Exercise description = Reproduce the listing exactly, so that no line differs from the original.

*** Listed entries Section Begins ***

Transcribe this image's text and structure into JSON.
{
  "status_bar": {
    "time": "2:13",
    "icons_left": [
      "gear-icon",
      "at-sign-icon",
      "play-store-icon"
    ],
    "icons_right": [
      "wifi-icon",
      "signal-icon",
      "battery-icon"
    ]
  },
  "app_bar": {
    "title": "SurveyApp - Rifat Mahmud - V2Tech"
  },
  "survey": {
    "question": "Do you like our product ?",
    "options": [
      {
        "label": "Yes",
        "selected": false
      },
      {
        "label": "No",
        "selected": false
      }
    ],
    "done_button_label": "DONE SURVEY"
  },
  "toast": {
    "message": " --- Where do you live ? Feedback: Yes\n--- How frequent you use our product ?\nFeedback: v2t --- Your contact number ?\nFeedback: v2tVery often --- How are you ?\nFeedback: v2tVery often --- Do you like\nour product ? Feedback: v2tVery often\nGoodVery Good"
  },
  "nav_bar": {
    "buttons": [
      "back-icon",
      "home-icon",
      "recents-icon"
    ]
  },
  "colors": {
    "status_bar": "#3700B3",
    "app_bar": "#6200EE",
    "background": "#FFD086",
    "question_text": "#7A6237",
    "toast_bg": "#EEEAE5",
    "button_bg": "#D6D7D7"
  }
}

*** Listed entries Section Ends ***

Solution =
Transcribe this image's text and structure into JSON.
{
  "status_bar": {
    "time": "2:13",
    "icons_left": [
      "gear-icon",
      "at-sign-icon",
      "play-store-icon"
    ],
    "icons_right": [
      "wifi-icon",
      "signal-icon",
      "battery-icon"
    ]
  },
  "app_bar": {
    "title": "SurveyApp - Rifat Mahmud - V2Tech"
  },
  "survey": {
    "question": "Do you like our product ?",
    "options": [
      {
        "label": "Yes",
        "selected": false
      },
      {
        "label": "No",
        "selected": false
      }
    ],
    "done_button_label": "DONE SURVEY"
  },
  "toast": {
    "message": " --- Where do you live ? Feedback: Yes\n--- How frequent you use our product ?\nFeedback: v2t --- Your contact number ?\nFeedback: v2tVery often --- How are you ?\nFeedback: v2tVery often --- Do you like\nour product ? Feedback: v2tVery often\nGoodVery Good"
  },
  "nav_bar": {
    "buttons": [
      "back-icon",
      "home-icon",
      "recents-icon"
    ]
  },
  "colors": {
    "status_bar": "#3700B3",
    "app_bar": "#6200EE",
    "background": "#FFD086",
    "question_text": "#7A6237",
    "toast_bg": "#EEEAE5",
    "button_bg": "#D6D7D7"
  }
}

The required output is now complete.